[Problem to solve] Starting at the first line and ending at the last, repeat the material word for word.

START Supplied data

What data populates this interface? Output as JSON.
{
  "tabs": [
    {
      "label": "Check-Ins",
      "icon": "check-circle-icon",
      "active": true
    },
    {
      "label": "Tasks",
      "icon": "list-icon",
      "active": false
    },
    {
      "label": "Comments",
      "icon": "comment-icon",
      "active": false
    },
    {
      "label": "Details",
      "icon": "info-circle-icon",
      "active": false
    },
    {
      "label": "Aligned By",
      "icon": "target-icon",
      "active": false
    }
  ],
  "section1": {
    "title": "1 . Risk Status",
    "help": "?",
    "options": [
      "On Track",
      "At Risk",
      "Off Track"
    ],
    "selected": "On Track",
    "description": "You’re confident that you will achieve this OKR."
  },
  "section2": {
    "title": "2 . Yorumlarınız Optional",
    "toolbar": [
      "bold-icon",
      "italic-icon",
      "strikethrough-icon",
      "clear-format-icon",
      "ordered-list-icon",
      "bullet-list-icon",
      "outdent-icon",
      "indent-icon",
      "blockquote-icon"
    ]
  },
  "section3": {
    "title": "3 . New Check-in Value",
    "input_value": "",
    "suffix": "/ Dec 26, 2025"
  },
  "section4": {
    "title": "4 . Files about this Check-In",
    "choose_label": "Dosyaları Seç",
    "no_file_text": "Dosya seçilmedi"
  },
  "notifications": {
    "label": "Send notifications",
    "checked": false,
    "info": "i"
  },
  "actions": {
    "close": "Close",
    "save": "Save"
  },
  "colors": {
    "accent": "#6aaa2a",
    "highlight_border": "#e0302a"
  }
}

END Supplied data

[Reply to the task]
What data populates this interface? Output as JSON.
{
  "tabs": [
    {
      "label": "Check-Ins",
      "icon": "check-circle-icon",
      "active": true
    },
    {
      "label": "Tasks",
      "icon": "list-icon",
      "active": false
    },
    {
      "label": "Comments",
      "icon": "comment-icon",
      "active": false
    },
    {
      "label": "Details",
      "icon": "info-circle-icon",
      "active": false
    },
    {
      "label": "Aligned By",
      "icon": "target-icon",
      "active": false
    }
  ],
  "section1": {
    "title": "1 . Risk Status",
    "help": "?",
    "options": [
      "On Track",
      "At Risk",
      "Off Track"
    ],
    "selected": "On Track",
    "description": "You’re confident that you will achieve this OKR."
  },
  "section2": {
    "title": "2 . Yorumlarınız Optional",
    "toolbar": [
      "bold-icon",
      "italic-icon",
      "strikethrough-icon",
      "clear-format-icon",
      "ordered-list-icon",
      "bullet-list-icon",
      "outdent-icon",
      "indent-icon",
      "blockquote-icon"
    ]
  },
  "section3": {
    "title": "3 . New Check-in Value",
    "input_value": "",
    "suffix": "/ Dec 26, 2025"
  },
  "section4": {
    "title": "4 . Files about this Check-In",
    "choose_label": "Dosyaları Seç",
    "no_file_text": "Dosya seçilmedi"
  },
  "notifications": {
    "label": "Send notifications",
    "checked": false,
    "info": "i"
  },
  "actions": {
    "close": "Close",
    "save": "Save"
  },
  "colors": {
    "accent": "#6aaa2a",
    "highlight_border": "#e0302a"
  }
}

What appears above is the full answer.